■ **Assignment**: The response should contain every entry, reproduced exactly.

Dataset rows for apps and sites:
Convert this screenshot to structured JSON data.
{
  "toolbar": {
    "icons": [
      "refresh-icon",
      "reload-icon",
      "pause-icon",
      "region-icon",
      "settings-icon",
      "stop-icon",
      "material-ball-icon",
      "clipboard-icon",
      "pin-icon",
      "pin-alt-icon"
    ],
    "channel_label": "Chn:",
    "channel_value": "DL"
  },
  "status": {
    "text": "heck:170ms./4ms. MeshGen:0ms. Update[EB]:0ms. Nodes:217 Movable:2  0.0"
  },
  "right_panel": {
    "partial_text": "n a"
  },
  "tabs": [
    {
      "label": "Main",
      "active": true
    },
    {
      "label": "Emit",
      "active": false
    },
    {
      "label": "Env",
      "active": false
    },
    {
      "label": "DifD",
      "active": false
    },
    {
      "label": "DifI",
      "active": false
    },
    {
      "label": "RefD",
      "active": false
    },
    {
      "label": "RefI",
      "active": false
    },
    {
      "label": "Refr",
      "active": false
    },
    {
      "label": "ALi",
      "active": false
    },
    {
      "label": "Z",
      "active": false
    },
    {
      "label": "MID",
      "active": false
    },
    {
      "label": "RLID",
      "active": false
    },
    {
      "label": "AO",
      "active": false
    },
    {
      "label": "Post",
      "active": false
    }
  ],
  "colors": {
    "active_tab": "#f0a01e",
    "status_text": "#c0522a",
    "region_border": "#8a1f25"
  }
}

■ **Solution to the exercise**:
Convert this screenshot to structured JSON data.
{
  "toolbar": {
    "icons": [
      "refresh-icon",
      "reload-icon",
      "pause-icon",
      "region-icon",
      "settings-icon",
      "stop-icon",
      "material-ball-icon",
      "clipboard-icon",
      "pin-icon",
      "pin-alt-icon"
    ],
    "channel_label": "Chn:",
    "channel_value": "DL"
  },
  "status": {
    "text": "heck:170ms./4ms. MeshGen:0ms. Update[EB]:0ms. Nodes:217 Movable:2  0.0"
  },
  "right_panel": {
    "partial_text": "n a"
  },
  "tabs": [
    {
      "label": "Main",
      "active": true
    },
    {
      "label": "Emit",
      "active": false
    },
    {
      "label": "Env",
      "active": false
    },
    {
      "label": "DifD",
      "active": false
    },
    {
      "label": "DifI",
      "active": false
    },
    {
      "label": "RefD",
      "active": false
    },
    {
      "label": "RefI",
      "active": false
    },
    {
      "label": "Refr",
      "active": false
    },
    {
      "label": "ALi",
      "active": false
    },
    {
      "label": "Z",
      "active": false
    },
    {
      "label": "MID",
      "active": false
    },
    {
      "label": "RLID",
      "active": false
    },
    {
      "label": "AO",
      "active": false
    },
    {
      "label": "Post",
      "active": false
    }
  ],
  "colors": {
    "active_tab": "#f0a01e",
    "status_text": "#c0522a",
    "region_border": "#8a1f25"
  }
}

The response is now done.